When we finally pulled up to the abandoned waterpark, we both realized we hadn’t thought through whether we would be able to enter it. Sure enough, there was a makeshift entrance made of rocks that we climbed over and sauntered on through. I thought we were alone at first and slightly jumped as a man on what appeared to be a motorized longboard zipped by. It took me a while to realize there were two folks filming themselves skating with gopros.
The amount of graffiti was nearly overwhelming and the whole place felt pretty eery yet fascinating. It’s as if the graffiti made the dark hallways and torn apart buildings more approachable. I don’t think I would have been as adventurous in exploring every part of the park if it wasn’t for the creativity found in every nook and cranny. We both commented out loud wondering what this place must have been like in it’s prime. When was it closed down? Why? I highly recommend a read through the wikipedia page. Funny enough, I drive a mini cooper and Tony Hawk filmed a mini ad here in the last couple of years.

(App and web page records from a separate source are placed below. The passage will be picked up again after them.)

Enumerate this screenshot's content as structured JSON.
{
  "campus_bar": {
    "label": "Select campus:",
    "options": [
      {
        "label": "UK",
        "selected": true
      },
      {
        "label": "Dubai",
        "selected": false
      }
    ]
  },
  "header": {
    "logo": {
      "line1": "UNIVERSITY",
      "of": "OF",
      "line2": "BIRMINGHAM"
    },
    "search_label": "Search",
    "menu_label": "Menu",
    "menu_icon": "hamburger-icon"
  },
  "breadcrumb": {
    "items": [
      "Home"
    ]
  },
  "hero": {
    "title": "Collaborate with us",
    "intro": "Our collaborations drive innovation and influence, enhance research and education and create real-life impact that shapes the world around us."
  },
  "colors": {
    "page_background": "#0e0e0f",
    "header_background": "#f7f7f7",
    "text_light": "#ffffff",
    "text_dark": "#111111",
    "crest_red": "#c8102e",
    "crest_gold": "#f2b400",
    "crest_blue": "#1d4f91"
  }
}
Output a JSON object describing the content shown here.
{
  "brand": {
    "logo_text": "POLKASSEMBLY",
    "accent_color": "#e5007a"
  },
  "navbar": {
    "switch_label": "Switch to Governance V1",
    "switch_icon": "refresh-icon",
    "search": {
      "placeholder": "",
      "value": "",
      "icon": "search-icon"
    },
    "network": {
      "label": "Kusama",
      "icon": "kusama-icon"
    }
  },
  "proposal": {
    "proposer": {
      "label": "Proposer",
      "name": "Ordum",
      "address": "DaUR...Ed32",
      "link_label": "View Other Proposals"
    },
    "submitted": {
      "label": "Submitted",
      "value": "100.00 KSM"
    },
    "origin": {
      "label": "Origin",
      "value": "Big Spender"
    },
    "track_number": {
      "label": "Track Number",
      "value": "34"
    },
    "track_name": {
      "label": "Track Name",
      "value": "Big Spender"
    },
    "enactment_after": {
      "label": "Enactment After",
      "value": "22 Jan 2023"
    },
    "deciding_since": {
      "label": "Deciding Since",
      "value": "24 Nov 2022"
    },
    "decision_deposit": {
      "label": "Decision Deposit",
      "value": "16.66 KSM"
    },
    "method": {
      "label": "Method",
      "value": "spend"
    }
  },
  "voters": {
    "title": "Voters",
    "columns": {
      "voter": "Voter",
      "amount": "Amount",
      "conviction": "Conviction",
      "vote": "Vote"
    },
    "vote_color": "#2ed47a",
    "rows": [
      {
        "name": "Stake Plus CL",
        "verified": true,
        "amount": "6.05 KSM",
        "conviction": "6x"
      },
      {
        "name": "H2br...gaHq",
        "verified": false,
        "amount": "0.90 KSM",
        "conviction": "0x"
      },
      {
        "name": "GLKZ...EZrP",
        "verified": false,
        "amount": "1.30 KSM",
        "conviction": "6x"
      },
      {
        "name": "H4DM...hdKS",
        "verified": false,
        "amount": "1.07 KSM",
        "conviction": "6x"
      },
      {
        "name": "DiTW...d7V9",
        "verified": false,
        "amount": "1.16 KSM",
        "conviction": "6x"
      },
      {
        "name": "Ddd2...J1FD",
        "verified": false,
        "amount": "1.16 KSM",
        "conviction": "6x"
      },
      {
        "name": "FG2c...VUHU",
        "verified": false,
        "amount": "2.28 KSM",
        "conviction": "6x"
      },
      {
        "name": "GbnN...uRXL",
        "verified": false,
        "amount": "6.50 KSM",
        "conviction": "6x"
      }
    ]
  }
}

At one point, I impulsively decided that one of the ladders on one of the buildings was low enough that I could pull up my way into climbing it. I still don’t exactly know how I finagled it but fake it til you make it?! I got to the top not thinking much about the fact that god knows if the roof is in any way sturdy. It was quiet and beautiful – cars sleepily passing by, mountains stubbornly staying in their places, the desert looking so unforgiving and enticing all at once. It was one of those “Make note of this” moments.
After taking all the pictures our hearts could desire, we headed back to the car and onto Elmer’s Bottle Tree Ranch. I literally knew nothing about this place beyond the fact someone somewhere on the internet said it was worthwhile stopping at. Apparently, this is Elmer and he’s spent the last 15 years building up this free stop. Humans can be pretty cool sometimes 🙂
My favorite part about this stop was that you missed some really obvious things on first glance. Right near the entrance, there’s a run down jeep that Ryan and I walked RIGHT past without even noticing it at first. Or the fact that there were tons of beautiful, old typewriters all over the place. At one point, I wandered to a different area only to be immersed in wind chimes. It was really quite strange but the level of detail made you want to stay for way longer than you’d expect.
We trekked on as simply as we came – weaving in and out of conversations and cars all the same.
One response to “what happens after vegas”
Thanks for sharing! I’ve made the drive between Vegas and Orange County hundreds of times, but have never stopped to see these really cool spots.